A group of researchers at the University of Tokyo and their collaborators showed that using a virtual reality system to treat phantom limb pain by creating the illusion that patients are moving their absent limbs by will and having them repeat this exercise helped ease their perceived pain.
Phantom limb pain is a curious phenomenon in which patients who have lost the sense of feeling in arms and legs that no longer exist due to amputations, or that are no longer capable of receiving sensory input because of injury or damage to the nervous system, perceive painful sensation in their absent limbs.
Patients can actually create images in the brain and imagine moving their phantom limbs, but many who suffer from phantom limb pain lack this ability, called movement representation, and experts believe this brings on the pain. Conventional treatments also have been unable to adequately relieve the pain.
The joint group of researchers led by Associate Professor Masahiko Sumitani of the Department of Pain and Palliative Medicine at the University of Tokyo Hospital tested whether the patients’ pain improved when they underwent studies with a virtual reality (VR) system that created the illusion that they were exercising their phantom limbs on their own volition. Prior to this study, researchers used a method called bimanual circle line coordination task to evaluate and quantify the onset of movement representation. They not only found that adopting VR alleviated phantom limb pain, but that a strong correlation existed between movement representation and pain relief.

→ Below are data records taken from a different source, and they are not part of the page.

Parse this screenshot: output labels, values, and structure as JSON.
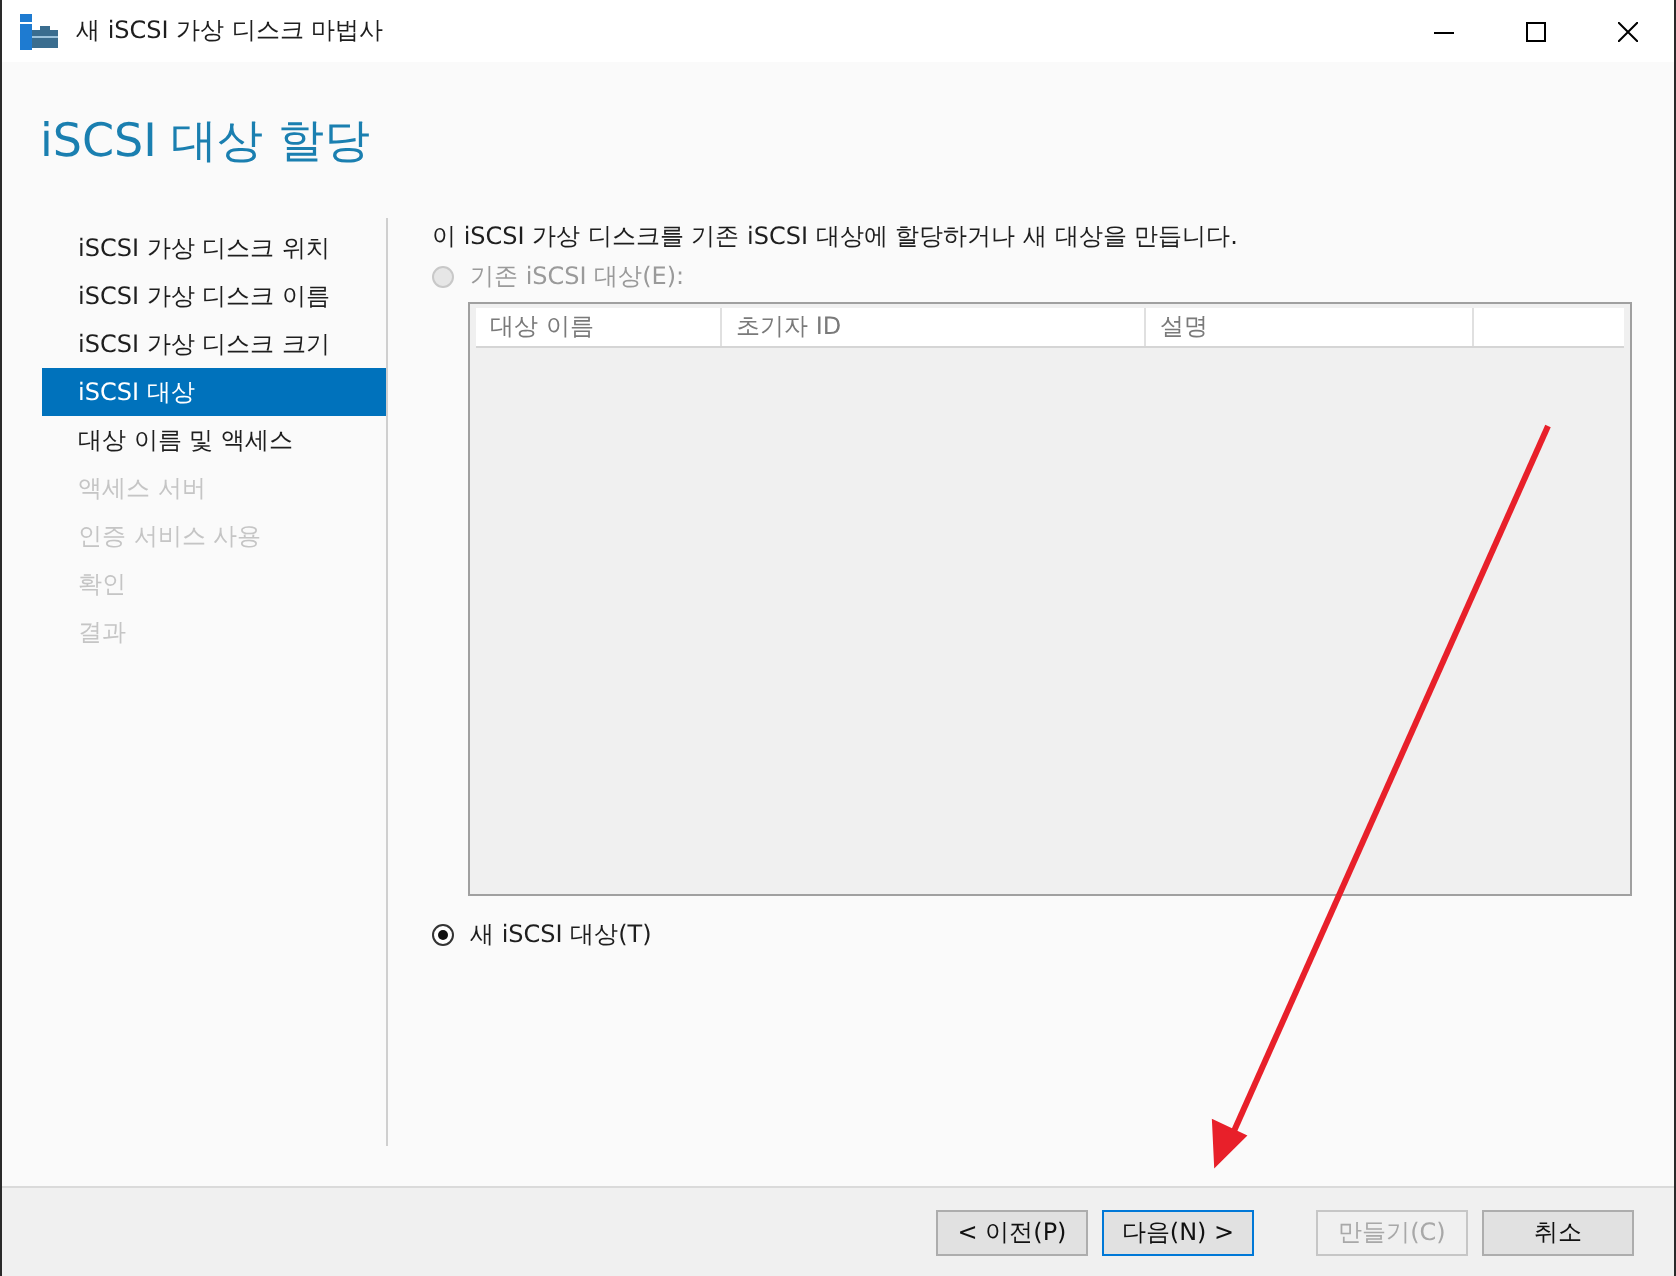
{
  "window": {
    "title": "새 iSCSI 가상 디스크 마법사"
  },
  "page_title": "iSCSI 대상 할당",
  "sidebar": {
    "items": [
      {
        "label": "iSCSI 가상 디스크 위치",
        "selected": false,
        "disabled": false
      },
      {
        "label": "iSCSI 가상 디스크 이름",
        "selected": false,
        "disabled": false
      },
      {
        "label": "iSCSI 가상 디스크 크기",
        "selected": false,
        "disabled": false
      },
      {
        "label": "iSCSI 대상",
        "selected": true,
        "disabled": false
      },
      {
        "label": "대상 이름 및 액세스",
        "selected": false,
        "disabled": false
      },
      {
        "label": "액세스 서버",
        "selected": false,
        "disabled": true
      },
      {
        "label": "인증 서비스 사용",
        "selected": false,
        "disabled": true
      },
      {
        "label": "확인",
        "selected": false,
        "disabled": true
      },
      {
        "label": "결과",
        "selected": false,
        "disabled": true
      }
    ]
  },
  "description": "이 iSCSI 가상 디스크를 기존 iSCSI 대상에 할당하거나 새 대상을 만듭니다.",
  "options": [
    {
      "label": "기존 iSCSI 대상(E):",
      "selected": false,
      "disabled": true
    },
    {
      "label": "새 iSCSI 대상(T)",
      "selected": true,
      "disabled": false
    }
  ],
  "table": {
    "columns": [
      "대상 이름",
      "초기자 ID",
      "설명"
    ]
  },
  "buttons": [
    {
      "label": "< 이전(P)",
      "disabled": false,
      "default": false
    },
    {
      "label": "다음(N) >",
      "disabled": false,
      "default": true
    },
    {
      "label": "만들기(C)",
      "disabled": true,
      "default": false
    },
    {
      "label": "취소",
      "disabled": false,
      "default": false
    }
  ]
}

The VR system developed by the research group creates a moving mirror image of the intact, healthy opposite limb using motion capture technology, and projects that image in real time onto a head-mounted display. The goggle-like display that the patients wear on their heads allows them the virtual illusory experience of exercising their phantom limb at will when they move their healthy limb.
The current outcome not only demonstrated that the mechanism causing phantom limb pain is rooted in the disruption of movement representation in the brain, but also succeeded in proposing a novel brain treatment for phantom limb pain using VR.
“I became a pain researcher because I’ve had adverse reactions to pain from the time I was a child. Pain can really put one in a foul mood,” says Sumitani. He continues, “Neuropathic pain is the most severe condition among chronic pain diseases, which many patients still suffer from. Our present findings successfully revealed the underlying mechanism of neuropathic pain and offers a novel treatment strategy for patients with not only phantom limb pain after either amputation or brachial plexus avulsion injury, but also post-spinal cord injury pain and thalamic pain.”
This study was supported by the Japan science ministry’s Grants-in-Aid Project under the Scientific Research on Innovating Areas category as “Constructive Developmental Science” research, and published in the European Journal of Pain online edition on July 5, 2016 (Japan time).
Professor Yasuo Kuniyoshi, Intelligent Systems and Informatics Laboratory, Department of Mechano-Informatics, Graduate School of Information Science and Technology, the University of Tokyo; Associate Professor Shin-ichiro Kumagaya, Research Center for Advanced Science and Technology, the University of Tokyo; and Project Assistant Professor Michihiro Osumi, Neurorehabilitation Research Center, Kio University, contributed to this research.